"Yes," he replied. "Right," I said, "we are going there and on our way back we'll tell you all the news." With a cheery wave of the hand he bade us adieu, and we started on our journey. The once beautiful trees which lined the sides of the road were torn to shreds and, in some instances, were completely cut in half by shell-fire and the trunks were strewn across the road.
Your mutual concern at parting was a good sign for both. I have this moment received good accounts of you from Paris. Go on 'vous etes en bon train'. Adieu. LONDON, January 21, O. S.. 1751
The Iwillie tribe moved up their tupics to the land nearest Depot Island, so as to be near us; but finding they were a considerable distance from any fresh water, moved again to the spot where our stores were landed. We had bidden adieu to the officers and crew of the 'Eothen', and had been rowed ashore by the Inuits. He promised to accompany us in the spring.
'Lina should be his wife, and he need not trouble Anna further; so he had bidden her adieu, and was gone again, the carriage which bore him away bringing back Adah and her boy. Jim opened the wide door for her, and showing her first into the parlor, but finding that dark and cold, he ushered her next into a little reception-room, where the Misses Richards received their morning calls.
Je dis adieu
"Yours truly, "THORNTON HASTINGS. "If you were here this afternoon, I'd take you to drive after a pair of bays which are to sweep the stakes at Saratoga this summer, and I'd treat you to a finer cigar than often finds its way to Hanover. Shall I send you out a box, or would your people pull down the church about the ears of a minister wicked enough to smoke? Again adieu.
"Say, then, my friend." "'Tis a monosyllable full of meaning, and I will not quarrel with it. And now, adieu! Heaven prosper you! Believe me, that my first thoughts and my last are for you and of you!" "This is very kind of you, Grey! I was afraid my note might not have caught you. You have not breakfasted?
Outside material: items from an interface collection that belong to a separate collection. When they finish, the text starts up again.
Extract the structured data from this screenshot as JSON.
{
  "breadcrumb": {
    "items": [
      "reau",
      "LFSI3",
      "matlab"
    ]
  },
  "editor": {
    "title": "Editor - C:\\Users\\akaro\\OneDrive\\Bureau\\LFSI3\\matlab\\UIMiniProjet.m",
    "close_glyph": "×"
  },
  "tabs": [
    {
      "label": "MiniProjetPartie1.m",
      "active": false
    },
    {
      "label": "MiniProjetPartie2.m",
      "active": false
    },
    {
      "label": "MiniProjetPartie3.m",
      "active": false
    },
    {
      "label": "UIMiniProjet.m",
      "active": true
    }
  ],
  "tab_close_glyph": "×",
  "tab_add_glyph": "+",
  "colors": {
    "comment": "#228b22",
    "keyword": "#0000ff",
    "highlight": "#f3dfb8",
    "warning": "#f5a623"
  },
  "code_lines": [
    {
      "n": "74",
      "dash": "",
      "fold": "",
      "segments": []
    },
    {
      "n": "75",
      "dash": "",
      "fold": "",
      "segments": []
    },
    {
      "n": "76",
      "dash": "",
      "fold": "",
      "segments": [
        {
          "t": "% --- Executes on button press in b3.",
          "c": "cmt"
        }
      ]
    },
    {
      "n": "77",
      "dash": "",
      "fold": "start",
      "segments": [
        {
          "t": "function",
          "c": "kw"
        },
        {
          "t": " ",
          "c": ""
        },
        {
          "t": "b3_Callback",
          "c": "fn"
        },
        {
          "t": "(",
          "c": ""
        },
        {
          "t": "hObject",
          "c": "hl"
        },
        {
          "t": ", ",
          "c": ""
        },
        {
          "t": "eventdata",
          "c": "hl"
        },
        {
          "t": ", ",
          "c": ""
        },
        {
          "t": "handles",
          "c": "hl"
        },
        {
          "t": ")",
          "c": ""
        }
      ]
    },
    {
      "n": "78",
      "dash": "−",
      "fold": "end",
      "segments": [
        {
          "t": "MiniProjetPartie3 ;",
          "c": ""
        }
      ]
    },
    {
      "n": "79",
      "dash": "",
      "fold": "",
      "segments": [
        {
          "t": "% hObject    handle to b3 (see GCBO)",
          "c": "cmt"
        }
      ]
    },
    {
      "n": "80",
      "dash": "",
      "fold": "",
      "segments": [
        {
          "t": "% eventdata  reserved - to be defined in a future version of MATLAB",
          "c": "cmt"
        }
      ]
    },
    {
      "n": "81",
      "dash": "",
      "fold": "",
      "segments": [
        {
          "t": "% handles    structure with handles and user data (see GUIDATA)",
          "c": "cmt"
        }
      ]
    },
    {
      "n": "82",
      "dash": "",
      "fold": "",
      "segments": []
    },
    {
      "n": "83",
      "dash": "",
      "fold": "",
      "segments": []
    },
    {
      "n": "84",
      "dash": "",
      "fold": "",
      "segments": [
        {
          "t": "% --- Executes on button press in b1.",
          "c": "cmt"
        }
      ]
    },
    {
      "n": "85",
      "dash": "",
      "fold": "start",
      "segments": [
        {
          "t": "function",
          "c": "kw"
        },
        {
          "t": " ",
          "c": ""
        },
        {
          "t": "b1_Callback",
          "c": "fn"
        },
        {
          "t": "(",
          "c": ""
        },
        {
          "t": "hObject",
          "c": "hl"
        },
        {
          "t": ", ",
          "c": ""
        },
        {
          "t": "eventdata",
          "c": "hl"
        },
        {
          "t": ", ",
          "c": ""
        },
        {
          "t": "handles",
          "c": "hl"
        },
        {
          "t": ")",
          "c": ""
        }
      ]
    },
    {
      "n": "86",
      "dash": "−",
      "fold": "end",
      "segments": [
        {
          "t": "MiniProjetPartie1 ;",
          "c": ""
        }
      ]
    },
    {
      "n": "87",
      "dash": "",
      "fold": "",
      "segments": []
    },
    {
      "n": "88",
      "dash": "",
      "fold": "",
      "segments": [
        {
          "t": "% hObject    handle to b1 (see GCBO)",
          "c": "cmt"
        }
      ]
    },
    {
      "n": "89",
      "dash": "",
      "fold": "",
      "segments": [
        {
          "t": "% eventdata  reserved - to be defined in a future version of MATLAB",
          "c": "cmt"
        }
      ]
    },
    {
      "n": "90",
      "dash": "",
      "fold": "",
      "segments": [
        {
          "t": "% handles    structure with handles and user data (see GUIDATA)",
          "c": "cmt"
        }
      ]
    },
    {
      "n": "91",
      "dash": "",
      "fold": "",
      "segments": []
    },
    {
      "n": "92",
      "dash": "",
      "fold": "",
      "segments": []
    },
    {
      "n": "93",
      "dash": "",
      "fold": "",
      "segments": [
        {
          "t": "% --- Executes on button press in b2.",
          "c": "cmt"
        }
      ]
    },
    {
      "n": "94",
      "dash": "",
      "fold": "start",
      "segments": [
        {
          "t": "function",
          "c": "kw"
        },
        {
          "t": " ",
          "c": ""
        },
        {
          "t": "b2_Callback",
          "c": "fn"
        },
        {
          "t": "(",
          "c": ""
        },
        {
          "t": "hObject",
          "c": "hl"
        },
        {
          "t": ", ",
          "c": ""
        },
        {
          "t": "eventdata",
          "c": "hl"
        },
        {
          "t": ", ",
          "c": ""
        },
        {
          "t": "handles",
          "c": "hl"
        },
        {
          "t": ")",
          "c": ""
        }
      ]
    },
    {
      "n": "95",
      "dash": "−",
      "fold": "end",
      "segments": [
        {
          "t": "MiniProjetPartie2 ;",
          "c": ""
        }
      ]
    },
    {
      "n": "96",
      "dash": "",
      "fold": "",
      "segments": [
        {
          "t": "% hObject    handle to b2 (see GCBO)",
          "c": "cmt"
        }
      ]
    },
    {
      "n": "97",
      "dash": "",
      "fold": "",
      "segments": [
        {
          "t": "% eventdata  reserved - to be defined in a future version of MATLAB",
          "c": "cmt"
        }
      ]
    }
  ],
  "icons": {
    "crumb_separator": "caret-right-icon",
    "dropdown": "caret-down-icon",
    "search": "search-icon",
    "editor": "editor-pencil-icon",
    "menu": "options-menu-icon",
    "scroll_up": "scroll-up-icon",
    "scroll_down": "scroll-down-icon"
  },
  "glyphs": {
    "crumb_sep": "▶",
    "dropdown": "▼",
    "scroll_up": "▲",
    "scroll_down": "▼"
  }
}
As these two ladies' houses are the resort of all the people of fashion at Milan, those two recommendations will introduce you to them all. Let me know, in due time, if you have received these two letters, that I may have them renewed, in case of accidents. Adieu, my dear friend!
To you, Beloved, who have never failed to cut the leaves which hold my record, who have never nodded over its pages, who have never hesitated in your allegiance, who have greeted me with unfailing smiles and part from me with unfeigned regrets, to you I look my last adieu as I bow myself out of sight, trusting my poor efforts to your always kind remembrance. Anno Domini 1972.
I thank you for the Galignani edition, and the presidential kindness, and all your goodness of every sort. I have nothing to give you but as large a share of my poor affection as I think any human being has. You know a copy of the book from me has been waiting for you these three months. Adieu, my dear friend. Ever yours, Having just finished Mr. Hawthorne's book, dear Mr.